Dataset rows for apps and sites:
○ ○ ○ ○
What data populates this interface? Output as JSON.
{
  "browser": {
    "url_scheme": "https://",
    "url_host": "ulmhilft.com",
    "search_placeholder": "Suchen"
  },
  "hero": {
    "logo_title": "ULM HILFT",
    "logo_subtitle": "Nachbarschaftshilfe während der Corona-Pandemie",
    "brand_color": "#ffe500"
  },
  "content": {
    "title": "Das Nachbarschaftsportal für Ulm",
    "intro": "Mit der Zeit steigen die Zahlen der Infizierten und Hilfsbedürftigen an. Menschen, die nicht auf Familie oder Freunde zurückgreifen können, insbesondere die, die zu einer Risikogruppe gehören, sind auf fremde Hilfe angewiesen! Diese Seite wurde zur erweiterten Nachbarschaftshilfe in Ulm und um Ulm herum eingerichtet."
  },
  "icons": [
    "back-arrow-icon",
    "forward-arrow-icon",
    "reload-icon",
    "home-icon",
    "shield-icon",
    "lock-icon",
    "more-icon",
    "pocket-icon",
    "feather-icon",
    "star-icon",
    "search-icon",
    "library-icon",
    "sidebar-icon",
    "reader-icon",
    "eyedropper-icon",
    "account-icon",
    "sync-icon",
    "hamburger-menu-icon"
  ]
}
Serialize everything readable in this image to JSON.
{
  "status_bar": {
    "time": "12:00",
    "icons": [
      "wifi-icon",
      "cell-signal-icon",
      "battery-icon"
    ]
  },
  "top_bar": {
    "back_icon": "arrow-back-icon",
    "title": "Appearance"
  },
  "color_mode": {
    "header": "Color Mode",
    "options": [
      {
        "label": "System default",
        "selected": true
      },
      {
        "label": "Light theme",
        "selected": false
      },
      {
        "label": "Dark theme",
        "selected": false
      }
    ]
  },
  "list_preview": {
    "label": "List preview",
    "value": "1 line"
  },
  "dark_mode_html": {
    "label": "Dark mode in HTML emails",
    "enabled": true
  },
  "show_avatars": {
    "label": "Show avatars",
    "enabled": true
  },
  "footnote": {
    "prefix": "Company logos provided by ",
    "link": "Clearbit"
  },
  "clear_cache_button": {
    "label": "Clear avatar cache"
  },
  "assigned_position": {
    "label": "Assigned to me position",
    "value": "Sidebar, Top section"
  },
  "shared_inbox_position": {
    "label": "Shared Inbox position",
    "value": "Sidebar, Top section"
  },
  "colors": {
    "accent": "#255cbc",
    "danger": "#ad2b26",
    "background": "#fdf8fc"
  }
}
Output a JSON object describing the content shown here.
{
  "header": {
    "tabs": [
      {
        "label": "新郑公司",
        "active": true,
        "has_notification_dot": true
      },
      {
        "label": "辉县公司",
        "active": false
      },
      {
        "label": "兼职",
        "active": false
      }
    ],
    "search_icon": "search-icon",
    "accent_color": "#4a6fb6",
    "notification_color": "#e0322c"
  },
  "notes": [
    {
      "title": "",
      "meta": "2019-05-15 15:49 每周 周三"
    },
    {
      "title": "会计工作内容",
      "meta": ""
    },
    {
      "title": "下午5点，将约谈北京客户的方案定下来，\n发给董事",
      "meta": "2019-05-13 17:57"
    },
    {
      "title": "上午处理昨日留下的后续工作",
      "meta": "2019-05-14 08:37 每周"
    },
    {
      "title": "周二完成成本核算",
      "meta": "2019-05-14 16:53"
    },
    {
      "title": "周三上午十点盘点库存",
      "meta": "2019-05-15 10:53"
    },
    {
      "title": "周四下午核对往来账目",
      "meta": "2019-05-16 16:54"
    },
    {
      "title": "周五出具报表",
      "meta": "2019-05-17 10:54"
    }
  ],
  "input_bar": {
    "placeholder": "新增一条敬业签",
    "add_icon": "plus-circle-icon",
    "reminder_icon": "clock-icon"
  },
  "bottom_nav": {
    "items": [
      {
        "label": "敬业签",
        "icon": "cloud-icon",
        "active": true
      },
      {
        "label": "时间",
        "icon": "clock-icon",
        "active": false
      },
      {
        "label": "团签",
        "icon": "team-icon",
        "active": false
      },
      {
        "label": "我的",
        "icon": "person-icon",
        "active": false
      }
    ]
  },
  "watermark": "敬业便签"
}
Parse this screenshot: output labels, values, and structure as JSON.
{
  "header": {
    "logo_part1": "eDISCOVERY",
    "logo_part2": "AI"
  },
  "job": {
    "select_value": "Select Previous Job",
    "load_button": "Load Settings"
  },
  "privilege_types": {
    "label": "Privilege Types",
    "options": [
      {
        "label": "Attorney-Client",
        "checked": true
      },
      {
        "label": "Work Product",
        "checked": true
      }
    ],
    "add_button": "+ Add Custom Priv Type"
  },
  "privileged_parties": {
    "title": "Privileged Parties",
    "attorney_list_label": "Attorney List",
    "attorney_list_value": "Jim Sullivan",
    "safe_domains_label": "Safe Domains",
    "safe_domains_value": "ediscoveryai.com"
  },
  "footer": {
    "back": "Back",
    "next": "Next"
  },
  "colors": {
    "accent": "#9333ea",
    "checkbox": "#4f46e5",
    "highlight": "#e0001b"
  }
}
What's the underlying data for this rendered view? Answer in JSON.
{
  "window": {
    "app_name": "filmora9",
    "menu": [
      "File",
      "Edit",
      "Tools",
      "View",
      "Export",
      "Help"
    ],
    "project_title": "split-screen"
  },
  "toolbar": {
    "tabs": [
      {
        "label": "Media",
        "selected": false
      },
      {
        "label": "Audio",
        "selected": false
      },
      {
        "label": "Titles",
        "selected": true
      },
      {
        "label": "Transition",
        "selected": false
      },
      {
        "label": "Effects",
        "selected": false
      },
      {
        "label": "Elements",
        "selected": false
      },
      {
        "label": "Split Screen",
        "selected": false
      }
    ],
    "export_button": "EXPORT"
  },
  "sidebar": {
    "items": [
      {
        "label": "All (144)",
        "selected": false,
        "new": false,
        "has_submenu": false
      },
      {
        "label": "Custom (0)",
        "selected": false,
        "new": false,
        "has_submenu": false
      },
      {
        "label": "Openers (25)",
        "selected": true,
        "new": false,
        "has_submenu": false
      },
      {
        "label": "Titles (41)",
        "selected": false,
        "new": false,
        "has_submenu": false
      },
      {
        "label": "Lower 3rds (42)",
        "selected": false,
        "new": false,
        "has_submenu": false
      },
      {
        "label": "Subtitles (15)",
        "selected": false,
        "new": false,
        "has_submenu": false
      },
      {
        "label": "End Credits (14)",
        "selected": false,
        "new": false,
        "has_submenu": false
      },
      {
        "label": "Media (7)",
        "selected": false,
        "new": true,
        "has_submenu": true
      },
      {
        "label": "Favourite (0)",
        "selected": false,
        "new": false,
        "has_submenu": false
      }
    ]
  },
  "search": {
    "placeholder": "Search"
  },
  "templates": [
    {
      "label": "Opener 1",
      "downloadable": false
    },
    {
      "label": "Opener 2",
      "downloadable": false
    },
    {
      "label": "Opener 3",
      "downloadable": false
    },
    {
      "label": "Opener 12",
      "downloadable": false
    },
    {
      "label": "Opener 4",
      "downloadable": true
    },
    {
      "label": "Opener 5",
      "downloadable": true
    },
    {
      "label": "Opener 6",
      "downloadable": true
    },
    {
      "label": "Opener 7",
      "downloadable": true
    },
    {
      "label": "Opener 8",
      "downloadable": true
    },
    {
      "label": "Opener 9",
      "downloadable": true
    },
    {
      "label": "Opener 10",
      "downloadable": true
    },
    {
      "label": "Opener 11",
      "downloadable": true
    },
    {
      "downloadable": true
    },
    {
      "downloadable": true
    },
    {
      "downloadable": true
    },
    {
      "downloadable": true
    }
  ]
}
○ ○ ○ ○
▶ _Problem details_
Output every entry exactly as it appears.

▶ _Exercise solution_
What data populates this interface? Output as JSON.
{
  "browser": {
    "url_scheme": "https://",
    "url_host": "ulmhilft.com",
    "search_placeholder": "Suchen"
  },
  "hero": {
    "logo_title": "ULM HILFT",
    "logo_subtitle": "Nachbarschaftshilfe während der Corona-Pandemie",
    "brand_color": "#ffe500"
  },
  "content": {
    "title": "Das Nachbarschaftsportal für Ulm",
    "intro": "Mit der Zeit steigen die Zahlen der Infizierten und Hilfsbedürftigen an. Menschen, die nicht auf Familie oder Freunde zurückgreifen können, insbesondere die, die zu einer Risikogruppe gehören, sind auf fremde Hilfe angewiesen! Diese Seite wurde zur erweiterten Nachbarschaftshilfe in Ulm und um Ulm herum eingerichtet."
  },
  "icons": [
    "back-arrow-icon",
    "forward-arrow-icon",
    "reload-icon",
    "home-icon",
    "shield-icon",
    "lock-icon",
    "more-icon",
    "pocket-icon",
    "feather-icon",
    "star-icon",
    "search-icon",
    "library-icon",
    "sidebar-icon",
    "reader-icon",
    "eyedropper-icon",
    "account-icon",
    "sync-icon",
    "hamburger-menu-icon"
  ]
}
Serialize everything readable in this image to JSON.
{
  "status_bar": {
    "time": "12:00",
    "icons": [
      "wifi-icon",
      "cell-signal-icon",
      "battery-icon"
    ]
  },
  "top_bar": {
    "back_icon": "arrow-back-icon",
    "title": "Appearance"
  },
  "color_mode": {
    "header": "Color Mode",
    "options": [
      {
        "label": "System default",
        "selected": true
      },
      {
        "label": "Light theme",
        "selected": false
      },
      {
        "label": "Dark theme",
        "selected": false
      }
    ]
  },
  "list_preview": {
    "label": "List preview",
    "value": "1 line"
  },
  "dark_mode_html": {
    "label": "Dark mode in HTML emails",
    "enabled": true
  },
  "show_avatars": {
    "label": "Show avatars",
    "enabled": true
  },
  "footnote": {
    "prefix": "Company logos provided by ",
    "link": "Clearbit"
  },
  "clear_cache_button": {
    "label": "Clear avatar cache"
  },
  "assigned_position": {
    "label": "Assigned to me position",
    "value": "Sidebar, Top section"
  },
  "shared_inbox_position": {
    "label": "Shared Inbox position",
    "value": "Sidebar, Top section"
  },
  "colors": {
    "accent": "#255cbc",
    "danger": "#ad2b26",
    "background": "#fdf8fc"
  }
}
Output a JSON object describing the content shown here.
{
  "header": {
    "tabs": [
      {
        "label": "新郑公司",
        "active": true,
        "has_notification_dot": true
      },
      {
        "label": "辉县公司",
        "active": false
      },
      {
        "label": "兼职",
        "active": false
      }
    ],
    "search_icon": "search-icon",
    "accent_color": "#4a6fb6",
    "notification_color": "#e0322c"
  },
  "notes": [
    {
      "title": "",
      "meta": "2019-05-15 15:49 每周 周三"
    },
    {
      "title": "会计工作内容",
      "meta": ""
    },
    {
      "title": "下午5点，将约谈北京客户的方案定下来，\n发给董事",
      "meta": "2019-05-13 17:57"
    },
    {
      "title": "上午处理昨日留下的后续工作",
      "meta": "2019-05-14 08:37 每周"
    },
    {
      "title": "周二完成成本核算",
      "meta": "2019-05-14 16:53"
    },
    {
      "title": "周三上午十点盘点库存",
      "meta": "2019-05-15 10:53"
    },
    {
      "title": "周四下午核对往来账目",
      "meta": "2019-05-16 16:54"
    },
    {
      "title": "周五出具报表",
      "meta": "2019-05-17 10:54"
    }
  ],
  "input_bar": {
    "placeholder": "新增一条敬业签",
    "add_icon": "plus-circle-icon",
    "reminder_icon": "clock-icon"
  },
  "bottom_nav": {
    "items": [
      {
        "label": "敬业签",
        "icon": "cloud-icon",
        "active": true
      },
      {
        "label": "时间",
        "icon": "clock-icon",
        "active": false
      },
      {
        "label": "团签",
        "icon": "team-icon",
        "active": false
      },
      {
        "label": "我的",
        "icon": "person-icon",
        "active": false
      }
    ]
  },
  "watermark": "敬业便签"
}
Parse this screenshot: output labels, values, and structure as JSON.
{
  "header": {
    "logo_part1": "eDISCOVERY",
    "logo_part2": "AI"
  },
  "job": {
    "select_value": "Select Previous Job",
    "load_button": "Load Settings"
  },
  "privilege_types": {
    "label": "Privilege Types",
    "options": [
      {
        "label": "Attorney-Client",
        "checked": true
      },
      {
        "label": "Work Product",
        "checked": true
      }
    ],
    "add_button": "+ Add Custom Priv Type"
  },
  "privileged_parties": {
    "title": "Privileged Parties",
    "attorney_list_label": "Attorney List",
    "attorney_list_value": "Jim Sullivan",
    "safe_domains_label": "Safe Domains",
    "safe_domains_value": "ediscoveryai.com"
  },
  "footer": {
    "back": "Back",
    "next": "Next"
  },
  "colors": {
    "accent": "#9333ea",
    "checkbox": "#4f46e5",
    "highlight": "#e0001b"
  }
}
What's the underlying data for this rendered view? Answer in JSON.
{
  "window": {
    "app_name": "filmora9",
    "menu": [
      "File",
      "Edit",
      "Tools",
      "View",
      "Export",
      "Help"
    ],
    "project_title": "split-screen"
  },
  "toolbar": {
    "tabs": [
      {
        "label": "Media",
        "selected": false
      },
      {
        "label": "Audio",
        "selected": false
      },
      {
        "label": "Titles",
        "selected": true
      },
      {
        "label": "Transition",
        "selected": false
      },
      {
        "label": "Effects",
        "selected": false
      },
      {
        "label": "Elements",
        "selected": false
      },
      {
        "label": "Split Screen",
        "selected": false
      }
    ],
    "export_button": "EXPORT"
  },
  "sidebar": {
    "items": [
      {
        "label": "All (144)",
        "selected": false,
        "new": false,
        "has_submenu": false
      },
      {
        "label": "Custom (0)",
        "selected": false,
        "new": false,
        "has_submenu": false
      },
      {
        "label": "Openers (25)",
        "selected": true,
        "new": false,
        "has_submenu": false
      },
      {
        "label": "Titles (41)",
        "selected": false,
        "new": false,
        "has_submenu": false
      },
      {
        "label": "Lower 3rds (42)",
        "selected": false,
        "new": false,
        "has_submenu": false
      },
      {
        "label": "Subtitles (15)",
        "selected": false,
        "new": false,
        "has_submenu": false
      },
      {
        "label": "End Credits (14)",
        "selected": false,
        "new": false,
        "has_submenu": false
      },
      {
        "label": "Media (7)",
        "selected": false,
        "new": true,
        "has_submenu": true
      },
      {
        "label": "Favourite (0)",
        "selected": false,
        "new": false,
        "has_submenu": false
      }
    ]
  },
  "search": {
    "placeholder": "Search"
  },
  "templates": [
    {
      "label": "Opener 1",
      "downloadable": false
    },
    {
      "label": "Opener 2",
      "downloadable": false
    },
    {
      "label": "Opener 3",
      "downloadable": false
    },
    {
      "label": "Opener 12",
      "downloadable": false
    },
    {
      "label": "Opener 4",
      "downloadable": true
    },
    {
      "label": "Opener 5",
      "downloadable": true
    },
    {
      "label": "Opener 6",
      "downloadable": true
    },
    {
      "label": "Opener 7",
      "downloadable": true
    },
    {
      "label": "Opener 8",
      "downloadable": true
    },
    {
      "label": "Opener 9",
      "downloadable": true
    },
    {
      "label": "Opener 10",
      "downloadable": true
    },
    {
      "label": "Opener 11",
      "downloadable": true
    },
    {
      "downloadable": true
    },
    {
      "downloadable": true
    },
    {
      "downloadable": true
    },
    {
      "downloadable": true
    }
  ]
}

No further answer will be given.